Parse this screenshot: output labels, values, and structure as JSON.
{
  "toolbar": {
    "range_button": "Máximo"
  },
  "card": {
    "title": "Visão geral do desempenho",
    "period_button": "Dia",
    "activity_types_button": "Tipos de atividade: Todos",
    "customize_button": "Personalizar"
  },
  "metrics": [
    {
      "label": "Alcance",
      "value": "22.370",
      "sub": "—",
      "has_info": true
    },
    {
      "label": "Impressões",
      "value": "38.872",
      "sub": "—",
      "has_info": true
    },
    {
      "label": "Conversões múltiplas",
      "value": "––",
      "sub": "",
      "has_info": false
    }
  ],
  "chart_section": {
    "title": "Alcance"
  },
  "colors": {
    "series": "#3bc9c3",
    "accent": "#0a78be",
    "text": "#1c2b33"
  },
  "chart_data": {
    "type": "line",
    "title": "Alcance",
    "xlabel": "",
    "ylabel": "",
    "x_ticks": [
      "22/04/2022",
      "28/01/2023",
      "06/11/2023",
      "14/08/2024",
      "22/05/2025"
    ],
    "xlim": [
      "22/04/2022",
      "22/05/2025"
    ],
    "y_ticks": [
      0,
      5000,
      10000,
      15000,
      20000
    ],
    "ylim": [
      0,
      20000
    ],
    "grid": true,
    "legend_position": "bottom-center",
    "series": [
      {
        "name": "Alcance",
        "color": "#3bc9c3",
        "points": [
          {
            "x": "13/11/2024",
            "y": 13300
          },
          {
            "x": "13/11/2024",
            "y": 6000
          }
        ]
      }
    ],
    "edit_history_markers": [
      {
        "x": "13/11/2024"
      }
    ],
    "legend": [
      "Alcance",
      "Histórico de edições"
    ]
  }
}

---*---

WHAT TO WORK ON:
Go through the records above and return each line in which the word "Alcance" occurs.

SOLUTION FOR THIS EXERCISE:
      "label": "Alcance",
    "title": "Alcance"
    "title": "Alcance",
        "name": "Alcance",
      "Alcance",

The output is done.